Not having to grant individuals with these enshrined worker rights, which include paid sick leave and holiday pay, is easier and less costly for end-users.
And it’s likely Just Eat is aware of exactly how much of a saving it could yield, as another of the experts, Julia Kermode of IWORK, says she understands the couriers were freelancers initially.
'Status shouldn't be determined based on potential financial difficulties'
But “employment status shouldn’t be determined based on the potential financial difficulties” of the end-user, said Kermode, referring to losses for Just Eat hitting a reported £5billion.
Formerly CEO of the Freelancer & Contractor Services Association, and speaking generally, she added: “[Status] should be determined on the facts of the engagement.
“If it’s not genuine self-employment, then [due to the lack of rights afforded to self-employed individuals] it’s exploitation – simple as that.”
'Business decision by Just Eat, driven by profits'
But for Just Eat, which spoke to the Guardian of “reorganising and simplifying” to improve “efficiency,” following its orders in the UK dropping by 10% last year, the rationale for its reclassification probably is simple.
“This is a business decision, no doubt driven by profits, to take the couriers back to self-employed status,” ReLegal Consulting told FreelanceUK.
The legal firm’s Rebecca Seeley Harris surmised that Just Eat is possibly ‘following the example’ of its rival Deliveroo, whose workers have not been able to secure ‘worker’ status, despite repeatedly trying.
'Risk worth taking'
Seeley Harris added last night: “The Independent Workers Union of Great Britain is taking the Deliveroo case to the Supreme Court…but, IWGB kept losing [its bid to have Deliveroo riders recognised as workers.]
“So what Just Eat is reportedly doing is a big risk. But based on the Deliveroo case, Just Eat probably feels emboldened to give it a go…[as a risk] worth taking.”
In a decision that serves to underline that risk, Amazon yesterday had its application refused, after the retailer tried to quash claims by its self-employed drivers that they deserve employee rights.
'Jumping to conclusions'

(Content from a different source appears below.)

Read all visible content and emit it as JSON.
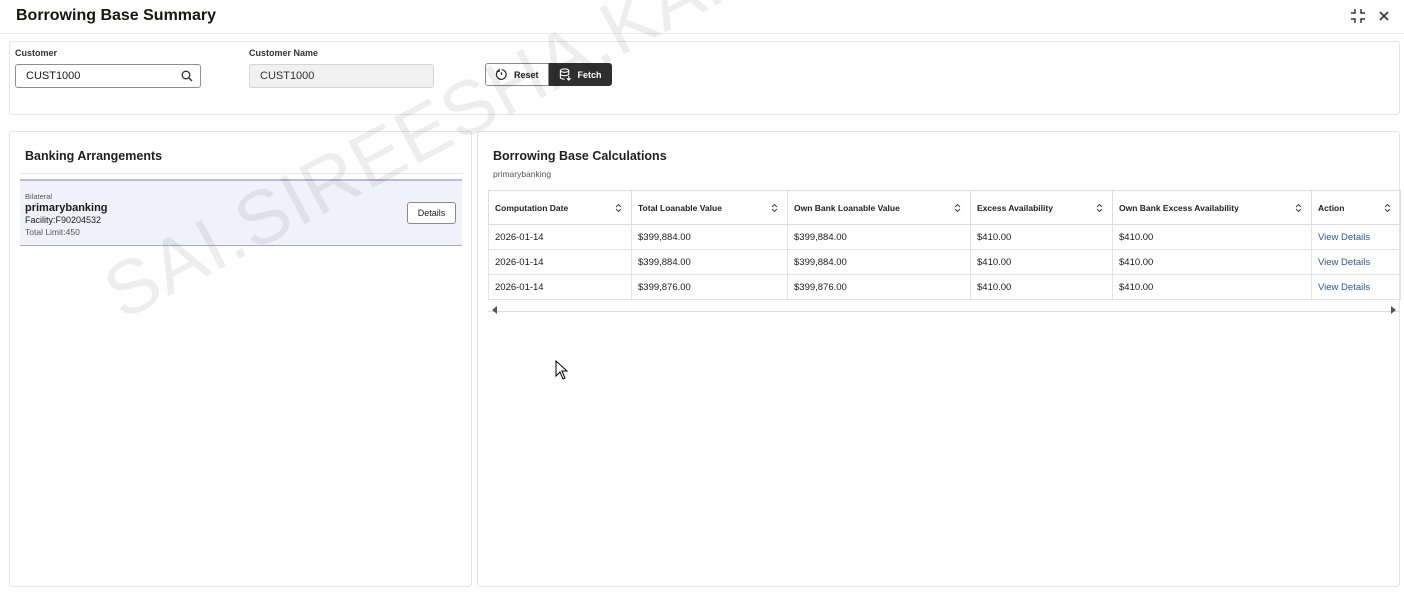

At IWORK, where Kermode is CEO, there was an acknowledgement last night that without knowing the terms of their engagements, "jumping to conclusions" about the status of people working for Just Eat, or Amazon, would be ill-advised.
“But you only need to look across the 'gig economy' to see how many of these workers want and need employment rights,” she said.
'Rigorous status assessment'
At Qdos, where Mr Maley is CEO, the thinking is that a “rigorous status assessment” of the couriers’ contracts and working practices is the ultimate way to establish if Just Eat is correct to engage them on a self-employed basis.
“The criteria for determining employment status mirrors that of IR35 status,” he said.
“And for these couriers to be genuinely self-employed, they should, in theory, control how they provide the service, should not be obliged to work a certain number of hours or days and ultimately, shouldn’t be subject to the same regulations and rules as Just Eat employees.”
28th March 2023